May 22, 2018

Getting Our Wires Crossed

The day after my last NK lesson in April, I had a lesson with my regular trainer.  Let's call her RT so I don't have to type "regular trainer" a thousand times in this post.

Having two trainers can be difficult.  I like NK because RT used to have her in as a regular clinician before RT went down the JLC rabbit hole, and I know fundamentally NK's teaching won't be diametrically opposed to RT's teaching.

I've posted all the good photos of the clinic so now you get less good photos (Er, not that Leah's photos are bad, my riding is bad!)

But, I do need to learn from someone who's gone up the levels herself before, which NK has done and RT has not.  RT is an eventing trainer, even though she's got a keen eye and strong focus on the biomechanics stuff.  NK can say things like "This is going to come back to haunt you when you get to [insert upper level thing here]," and I crave that.

However, that means poor RT regularly gets my incorrect interpretations and often poor implementations of things that NK taught me, which led to this terrible lesson from a few weeks ago.

I was trying to implement a feeling NK had shown me, which I interpreted as "point the front of my right hip bone down."  That was NOT how NK said it, but it's how I interpreted it.  Connor had also woken up on the wrong side of the bed for whatever reason that morning, and wasn't giving away anything this day.
Connor: "...nah."

What we did in the lesson doesn't matter, but by the end of it RT said, "I'm worried, because I feel like you've undone all the position progress we've made over the last year.  Something isn't right."

Cue internal panic from me.  What had worked so well and was literally life changing with NK was now ruining my position?!  I was devastated.

Choosing to look at the positive side of this picture and say my position is so much better than it was even a year ago, even though there's clearly so much yet to fix.

The next day, I rode by myself, and realized I had misinterpreted what worked with NK.  It wasn't that the front of my right hip bone needed to point down, although it kinda felt that way.  It was that my pelvis wasn't level in the saddle from side to side.  Connor constantly tosses me gently onto the left seatbone, so that my right side is shortened and the right side of my pelvis is floating above the saddle.

This is a pretty great example of that, really.  Right leg totally straight and not in contact with his body, right side of my body short, right side of my pelvis higher than the left.

Since then, we've had some amazing rides, and no, I have not ruined my position.  It's crazy what a big difference something that small (and that strong of a habit!) can make.  I said (and RT agreed with me) that I need some time on my own to process NK lessons before my lessons with RT in the future, so that I have a better grasp on what I learned.



  1. I feel like most of the time I spend riding in lessons is spent translating things into sound bites I understand, so I totally feel you on this one!

    1. Yeah, it's hard.
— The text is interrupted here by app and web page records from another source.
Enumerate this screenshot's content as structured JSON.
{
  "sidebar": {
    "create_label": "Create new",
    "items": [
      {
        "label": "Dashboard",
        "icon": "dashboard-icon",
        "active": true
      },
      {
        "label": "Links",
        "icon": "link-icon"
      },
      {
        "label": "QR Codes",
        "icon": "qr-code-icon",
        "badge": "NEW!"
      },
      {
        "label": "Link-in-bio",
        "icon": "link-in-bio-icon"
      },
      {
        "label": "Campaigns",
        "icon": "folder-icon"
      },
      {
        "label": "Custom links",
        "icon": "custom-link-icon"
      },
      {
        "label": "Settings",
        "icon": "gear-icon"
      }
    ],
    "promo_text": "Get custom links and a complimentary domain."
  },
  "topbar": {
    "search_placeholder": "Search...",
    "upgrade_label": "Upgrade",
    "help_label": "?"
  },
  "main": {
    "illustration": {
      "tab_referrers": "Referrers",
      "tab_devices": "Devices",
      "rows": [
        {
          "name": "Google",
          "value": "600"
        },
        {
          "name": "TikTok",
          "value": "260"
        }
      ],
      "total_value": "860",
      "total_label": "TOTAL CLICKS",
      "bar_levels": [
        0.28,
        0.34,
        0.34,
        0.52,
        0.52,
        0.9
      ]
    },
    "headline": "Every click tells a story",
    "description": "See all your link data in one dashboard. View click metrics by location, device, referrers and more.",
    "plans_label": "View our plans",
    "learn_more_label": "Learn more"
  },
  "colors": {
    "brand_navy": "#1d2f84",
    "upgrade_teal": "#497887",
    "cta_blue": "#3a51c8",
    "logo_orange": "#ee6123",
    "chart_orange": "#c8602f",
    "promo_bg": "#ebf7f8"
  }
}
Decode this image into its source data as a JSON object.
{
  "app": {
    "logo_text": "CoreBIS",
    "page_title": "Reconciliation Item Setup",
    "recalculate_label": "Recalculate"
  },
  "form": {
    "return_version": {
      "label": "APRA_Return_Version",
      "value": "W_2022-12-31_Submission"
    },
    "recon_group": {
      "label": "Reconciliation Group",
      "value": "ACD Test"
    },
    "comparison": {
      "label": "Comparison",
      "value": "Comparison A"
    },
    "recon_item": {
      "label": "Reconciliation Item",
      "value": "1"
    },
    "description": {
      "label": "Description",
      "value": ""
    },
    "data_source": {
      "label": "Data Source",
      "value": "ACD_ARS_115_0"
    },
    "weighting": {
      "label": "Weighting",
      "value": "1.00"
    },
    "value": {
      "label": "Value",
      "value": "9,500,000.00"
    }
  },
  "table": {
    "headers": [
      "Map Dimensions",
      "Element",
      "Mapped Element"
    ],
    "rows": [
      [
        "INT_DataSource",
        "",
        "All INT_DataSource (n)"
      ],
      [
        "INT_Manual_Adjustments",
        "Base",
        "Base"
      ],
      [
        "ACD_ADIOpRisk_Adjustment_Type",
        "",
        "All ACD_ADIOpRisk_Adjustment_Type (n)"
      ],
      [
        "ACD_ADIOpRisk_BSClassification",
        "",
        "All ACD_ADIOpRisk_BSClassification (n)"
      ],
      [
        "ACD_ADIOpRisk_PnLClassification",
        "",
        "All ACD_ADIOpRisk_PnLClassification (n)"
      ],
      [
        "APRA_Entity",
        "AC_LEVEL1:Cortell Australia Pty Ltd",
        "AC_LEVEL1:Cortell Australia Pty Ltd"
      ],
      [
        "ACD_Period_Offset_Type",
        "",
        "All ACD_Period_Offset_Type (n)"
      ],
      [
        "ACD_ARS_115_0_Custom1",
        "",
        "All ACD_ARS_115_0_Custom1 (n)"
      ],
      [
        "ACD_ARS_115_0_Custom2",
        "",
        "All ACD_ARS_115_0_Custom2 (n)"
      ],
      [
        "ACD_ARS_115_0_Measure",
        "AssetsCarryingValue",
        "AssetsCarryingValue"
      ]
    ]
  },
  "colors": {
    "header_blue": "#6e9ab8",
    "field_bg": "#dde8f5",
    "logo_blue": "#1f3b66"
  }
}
It's honestly why I started blogging.

  2. Ah that's so frustrating. I had a moment of panic last week when I misinterpreted something my new trainer had told me and was worried that I might not want to ride with her anymore. Luckily she came out yesterday and clarified everything for me, so phew!

    At the workshop, Mary Wanless talked about how it's this pipeline of information from what an instructor is feeling, to words the instructor says to the rider to convey the feeling, to what the rider hears, to then what the rider does in response to what they hear. There's so much room for leakage along the pipeline that it's a miracle any of us learn anything at all!

    1. Thank you for that, I'm honestly feeling kind of frustrated lately, that at least makes me feel better.

  3. I always am impressed with people who can regularly take lessons with multiple trainers -- I just don't have the brain power or learn quickly enough to make it work, hah

    1. Yeah, I think it's more about the trainers themselves - I make a real point to ensure my trainers are at least close to the same teaching philosophy, otherwise it'd be real easy to get confused.

  4. I had a policy of taking as many lessons with one trainer as possible because I wanted to improve under the eye of one person who could really get to know and focus on me. This year I've changed that to taking as many lessons as possible from as many different people as possible. It has really pushed all my anxiety buttons but I think it will help me in the long run. Sometimes each trainer says the exact same thing in an entirely different way and I had a light bulb moment about the inside rein and another about downward transitions. Changed my riding. Other times each trainer focuses on an entirely different thing that the other trainer wasn't as focused on and that was a light bulb moment in how I view jumping down a line. I have tried to find trainers who are different yet experienced and for the most part they all have the same goals but get there down different roads.